__Task instructions__:
Counting only lines that contain "initials", state the total found in the material below. Add nothing else.

━━━━━━━━━━

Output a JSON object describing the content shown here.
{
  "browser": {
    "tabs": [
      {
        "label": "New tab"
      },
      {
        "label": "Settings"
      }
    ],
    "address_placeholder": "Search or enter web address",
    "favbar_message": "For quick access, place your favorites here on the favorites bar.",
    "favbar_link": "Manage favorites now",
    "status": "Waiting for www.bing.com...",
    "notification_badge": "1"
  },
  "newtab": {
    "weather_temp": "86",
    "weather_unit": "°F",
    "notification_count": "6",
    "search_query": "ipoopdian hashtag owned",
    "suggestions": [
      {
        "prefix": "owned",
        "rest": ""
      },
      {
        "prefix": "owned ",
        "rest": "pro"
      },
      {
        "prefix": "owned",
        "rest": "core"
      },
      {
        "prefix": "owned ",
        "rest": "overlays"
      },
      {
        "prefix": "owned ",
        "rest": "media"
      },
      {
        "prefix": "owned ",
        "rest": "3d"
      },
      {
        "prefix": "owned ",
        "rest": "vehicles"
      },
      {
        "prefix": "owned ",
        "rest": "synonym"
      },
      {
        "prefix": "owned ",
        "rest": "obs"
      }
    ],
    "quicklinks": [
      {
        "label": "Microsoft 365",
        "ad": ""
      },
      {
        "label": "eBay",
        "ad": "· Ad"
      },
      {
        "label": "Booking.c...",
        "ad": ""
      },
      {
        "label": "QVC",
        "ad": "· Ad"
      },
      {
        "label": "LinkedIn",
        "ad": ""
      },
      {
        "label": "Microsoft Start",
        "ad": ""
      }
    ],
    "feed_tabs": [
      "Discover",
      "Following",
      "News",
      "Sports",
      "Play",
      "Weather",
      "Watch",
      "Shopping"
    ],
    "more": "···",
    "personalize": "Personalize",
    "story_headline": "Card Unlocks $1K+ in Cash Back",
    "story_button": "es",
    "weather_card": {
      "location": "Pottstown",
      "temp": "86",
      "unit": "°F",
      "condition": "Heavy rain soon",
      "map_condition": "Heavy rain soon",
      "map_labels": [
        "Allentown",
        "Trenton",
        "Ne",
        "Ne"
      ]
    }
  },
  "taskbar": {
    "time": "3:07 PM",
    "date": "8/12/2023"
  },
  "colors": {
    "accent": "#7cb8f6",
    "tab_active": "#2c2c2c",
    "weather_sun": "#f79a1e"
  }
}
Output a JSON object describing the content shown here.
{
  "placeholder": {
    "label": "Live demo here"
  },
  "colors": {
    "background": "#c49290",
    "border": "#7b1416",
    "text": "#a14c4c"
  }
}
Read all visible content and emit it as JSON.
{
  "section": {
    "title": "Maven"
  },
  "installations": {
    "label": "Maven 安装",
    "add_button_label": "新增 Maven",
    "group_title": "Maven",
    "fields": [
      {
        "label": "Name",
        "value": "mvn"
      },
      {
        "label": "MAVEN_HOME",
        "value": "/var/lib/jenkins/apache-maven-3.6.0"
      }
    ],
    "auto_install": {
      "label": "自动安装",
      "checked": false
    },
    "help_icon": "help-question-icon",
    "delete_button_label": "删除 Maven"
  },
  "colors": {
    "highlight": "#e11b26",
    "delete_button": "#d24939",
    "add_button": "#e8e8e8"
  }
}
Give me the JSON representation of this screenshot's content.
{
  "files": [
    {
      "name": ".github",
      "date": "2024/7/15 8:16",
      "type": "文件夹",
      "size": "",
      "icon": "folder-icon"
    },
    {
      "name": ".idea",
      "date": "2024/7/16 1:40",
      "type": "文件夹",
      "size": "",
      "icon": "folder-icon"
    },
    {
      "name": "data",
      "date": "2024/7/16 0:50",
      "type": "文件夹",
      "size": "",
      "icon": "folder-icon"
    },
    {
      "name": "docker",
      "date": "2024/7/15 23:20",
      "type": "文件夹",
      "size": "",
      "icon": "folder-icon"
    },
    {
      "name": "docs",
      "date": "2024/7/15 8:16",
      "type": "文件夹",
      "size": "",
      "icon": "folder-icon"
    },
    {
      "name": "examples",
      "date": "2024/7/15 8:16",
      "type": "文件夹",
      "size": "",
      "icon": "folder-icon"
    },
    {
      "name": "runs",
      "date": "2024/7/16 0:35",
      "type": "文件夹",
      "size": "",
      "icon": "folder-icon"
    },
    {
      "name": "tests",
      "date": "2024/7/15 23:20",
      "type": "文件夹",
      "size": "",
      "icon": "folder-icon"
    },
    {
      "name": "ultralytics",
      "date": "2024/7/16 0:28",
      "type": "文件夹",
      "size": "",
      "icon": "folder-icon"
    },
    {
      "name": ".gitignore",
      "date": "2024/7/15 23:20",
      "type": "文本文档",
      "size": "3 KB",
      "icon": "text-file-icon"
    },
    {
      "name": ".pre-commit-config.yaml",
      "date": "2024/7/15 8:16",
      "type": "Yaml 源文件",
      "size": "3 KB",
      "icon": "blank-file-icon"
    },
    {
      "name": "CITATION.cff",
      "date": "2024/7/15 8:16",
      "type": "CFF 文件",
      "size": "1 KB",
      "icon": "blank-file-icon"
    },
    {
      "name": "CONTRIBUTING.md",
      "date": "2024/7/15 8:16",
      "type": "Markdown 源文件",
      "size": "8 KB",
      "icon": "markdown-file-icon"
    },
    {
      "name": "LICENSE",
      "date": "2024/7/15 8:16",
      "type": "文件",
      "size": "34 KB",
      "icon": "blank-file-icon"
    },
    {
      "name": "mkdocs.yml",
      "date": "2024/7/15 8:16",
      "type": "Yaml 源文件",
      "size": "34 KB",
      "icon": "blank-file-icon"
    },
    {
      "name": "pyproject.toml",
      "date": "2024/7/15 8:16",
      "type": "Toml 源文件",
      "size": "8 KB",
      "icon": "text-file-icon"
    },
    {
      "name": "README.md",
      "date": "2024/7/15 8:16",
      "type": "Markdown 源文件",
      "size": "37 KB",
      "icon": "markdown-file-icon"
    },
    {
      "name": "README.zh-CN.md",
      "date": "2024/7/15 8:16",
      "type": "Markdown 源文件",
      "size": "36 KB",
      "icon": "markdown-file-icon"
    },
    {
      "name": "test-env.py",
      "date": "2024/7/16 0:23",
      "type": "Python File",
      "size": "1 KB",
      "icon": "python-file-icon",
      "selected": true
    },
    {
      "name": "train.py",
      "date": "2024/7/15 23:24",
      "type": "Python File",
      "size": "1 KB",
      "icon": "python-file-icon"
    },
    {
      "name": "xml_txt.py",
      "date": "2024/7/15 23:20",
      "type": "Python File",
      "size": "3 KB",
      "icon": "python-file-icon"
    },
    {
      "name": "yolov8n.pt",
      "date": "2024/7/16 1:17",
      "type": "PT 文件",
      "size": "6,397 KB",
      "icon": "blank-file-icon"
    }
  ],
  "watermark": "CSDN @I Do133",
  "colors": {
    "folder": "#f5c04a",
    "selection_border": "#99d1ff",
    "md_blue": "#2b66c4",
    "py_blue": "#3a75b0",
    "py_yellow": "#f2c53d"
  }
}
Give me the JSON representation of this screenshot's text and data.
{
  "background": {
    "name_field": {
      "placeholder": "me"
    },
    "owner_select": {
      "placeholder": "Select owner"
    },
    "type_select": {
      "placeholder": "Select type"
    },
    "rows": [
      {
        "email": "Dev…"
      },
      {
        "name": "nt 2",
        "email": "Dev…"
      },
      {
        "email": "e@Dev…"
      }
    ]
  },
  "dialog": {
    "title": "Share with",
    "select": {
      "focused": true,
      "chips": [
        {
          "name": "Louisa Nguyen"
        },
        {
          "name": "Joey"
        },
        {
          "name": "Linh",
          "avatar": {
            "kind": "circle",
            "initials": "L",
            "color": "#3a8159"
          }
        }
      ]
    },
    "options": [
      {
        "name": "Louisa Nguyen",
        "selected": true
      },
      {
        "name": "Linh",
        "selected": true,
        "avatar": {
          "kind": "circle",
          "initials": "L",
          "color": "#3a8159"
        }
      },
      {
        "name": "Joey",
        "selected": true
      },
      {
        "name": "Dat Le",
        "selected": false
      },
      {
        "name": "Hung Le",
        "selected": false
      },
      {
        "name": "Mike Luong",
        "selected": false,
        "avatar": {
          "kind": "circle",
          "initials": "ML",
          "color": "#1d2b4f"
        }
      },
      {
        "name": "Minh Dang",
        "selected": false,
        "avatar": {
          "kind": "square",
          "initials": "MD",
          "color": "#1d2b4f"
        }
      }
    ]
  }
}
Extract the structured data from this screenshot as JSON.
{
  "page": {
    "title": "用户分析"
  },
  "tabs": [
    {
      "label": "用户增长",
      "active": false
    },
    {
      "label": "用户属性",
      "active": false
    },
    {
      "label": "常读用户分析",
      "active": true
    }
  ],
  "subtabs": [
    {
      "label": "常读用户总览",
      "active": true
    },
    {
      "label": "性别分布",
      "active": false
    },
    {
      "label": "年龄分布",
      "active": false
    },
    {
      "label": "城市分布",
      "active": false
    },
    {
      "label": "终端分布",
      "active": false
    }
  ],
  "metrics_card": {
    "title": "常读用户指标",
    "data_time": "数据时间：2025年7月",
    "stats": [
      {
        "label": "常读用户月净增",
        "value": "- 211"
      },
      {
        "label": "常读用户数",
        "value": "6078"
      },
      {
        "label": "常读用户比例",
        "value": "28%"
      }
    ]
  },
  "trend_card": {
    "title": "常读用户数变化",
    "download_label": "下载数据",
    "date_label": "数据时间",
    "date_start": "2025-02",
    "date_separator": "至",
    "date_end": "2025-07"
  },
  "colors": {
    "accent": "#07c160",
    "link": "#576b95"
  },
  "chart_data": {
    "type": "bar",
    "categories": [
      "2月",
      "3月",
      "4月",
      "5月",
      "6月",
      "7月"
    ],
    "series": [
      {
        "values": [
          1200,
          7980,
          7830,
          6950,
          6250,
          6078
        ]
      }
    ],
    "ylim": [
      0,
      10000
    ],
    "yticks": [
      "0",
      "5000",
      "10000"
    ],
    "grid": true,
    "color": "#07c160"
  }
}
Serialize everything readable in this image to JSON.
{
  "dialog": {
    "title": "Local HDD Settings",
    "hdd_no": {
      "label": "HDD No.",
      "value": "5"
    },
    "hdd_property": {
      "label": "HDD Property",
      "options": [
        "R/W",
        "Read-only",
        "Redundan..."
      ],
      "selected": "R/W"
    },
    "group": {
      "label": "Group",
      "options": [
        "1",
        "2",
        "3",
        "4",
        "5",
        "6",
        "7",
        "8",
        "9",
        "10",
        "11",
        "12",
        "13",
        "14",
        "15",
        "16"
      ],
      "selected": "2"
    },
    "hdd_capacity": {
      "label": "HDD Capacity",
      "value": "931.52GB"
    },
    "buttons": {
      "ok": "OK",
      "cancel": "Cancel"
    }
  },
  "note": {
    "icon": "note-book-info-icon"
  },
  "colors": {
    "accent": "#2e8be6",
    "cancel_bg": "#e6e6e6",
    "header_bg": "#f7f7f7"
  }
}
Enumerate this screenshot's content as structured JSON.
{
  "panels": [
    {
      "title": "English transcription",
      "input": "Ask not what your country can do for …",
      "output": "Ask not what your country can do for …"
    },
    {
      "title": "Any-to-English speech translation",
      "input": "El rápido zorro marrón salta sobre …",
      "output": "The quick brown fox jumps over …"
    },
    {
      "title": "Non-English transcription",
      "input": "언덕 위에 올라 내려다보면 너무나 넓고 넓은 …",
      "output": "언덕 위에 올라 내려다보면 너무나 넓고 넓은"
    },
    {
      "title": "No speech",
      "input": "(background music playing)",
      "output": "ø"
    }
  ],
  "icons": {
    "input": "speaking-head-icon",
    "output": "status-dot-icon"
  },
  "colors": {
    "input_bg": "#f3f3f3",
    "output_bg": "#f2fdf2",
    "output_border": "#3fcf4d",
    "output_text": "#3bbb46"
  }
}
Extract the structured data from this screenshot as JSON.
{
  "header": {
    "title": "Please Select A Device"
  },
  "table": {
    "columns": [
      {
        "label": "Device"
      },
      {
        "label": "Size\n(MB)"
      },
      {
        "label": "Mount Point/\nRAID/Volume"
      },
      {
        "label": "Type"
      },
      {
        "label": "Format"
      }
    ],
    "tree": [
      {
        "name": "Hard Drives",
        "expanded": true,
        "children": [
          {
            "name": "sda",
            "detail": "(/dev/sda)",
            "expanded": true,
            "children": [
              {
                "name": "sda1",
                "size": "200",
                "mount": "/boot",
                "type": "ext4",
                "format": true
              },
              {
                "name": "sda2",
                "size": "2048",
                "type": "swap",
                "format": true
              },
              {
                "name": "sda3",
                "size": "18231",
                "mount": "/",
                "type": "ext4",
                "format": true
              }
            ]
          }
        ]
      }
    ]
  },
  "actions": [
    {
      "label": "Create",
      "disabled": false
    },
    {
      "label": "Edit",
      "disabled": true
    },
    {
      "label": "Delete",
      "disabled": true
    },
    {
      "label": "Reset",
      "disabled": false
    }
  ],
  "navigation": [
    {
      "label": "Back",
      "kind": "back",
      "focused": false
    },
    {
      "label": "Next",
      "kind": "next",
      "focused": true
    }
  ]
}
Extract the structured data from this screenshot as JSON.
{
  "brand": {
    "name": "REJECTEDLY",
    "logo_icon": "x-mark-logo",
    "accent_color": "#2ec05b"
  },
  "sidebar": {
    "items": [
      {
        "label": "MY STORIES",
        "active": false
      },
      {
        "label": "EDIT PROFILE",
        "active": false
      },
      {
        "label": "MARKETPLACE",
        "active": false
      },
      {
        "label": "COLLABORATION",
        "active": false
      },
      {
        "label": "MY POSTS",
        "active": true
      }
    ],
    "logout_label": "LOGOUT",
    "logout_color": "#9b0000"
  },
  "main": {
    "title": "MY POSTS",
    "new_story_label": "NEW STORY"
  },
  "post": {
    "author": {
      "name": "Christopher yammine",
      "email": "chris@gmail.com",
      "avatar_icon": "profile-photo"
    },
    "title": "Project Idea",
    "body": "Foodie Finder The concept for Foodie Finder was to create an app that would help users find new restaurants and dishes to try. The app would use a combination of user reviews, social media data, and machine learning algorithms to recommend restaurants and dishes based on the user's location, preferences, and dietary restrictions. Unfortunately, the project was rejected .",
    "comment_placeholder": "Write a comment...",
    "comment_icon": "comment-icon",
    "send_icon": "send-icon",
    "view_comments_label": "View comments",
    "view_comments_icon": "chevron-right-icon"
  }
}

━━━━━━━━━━

__Result__:
4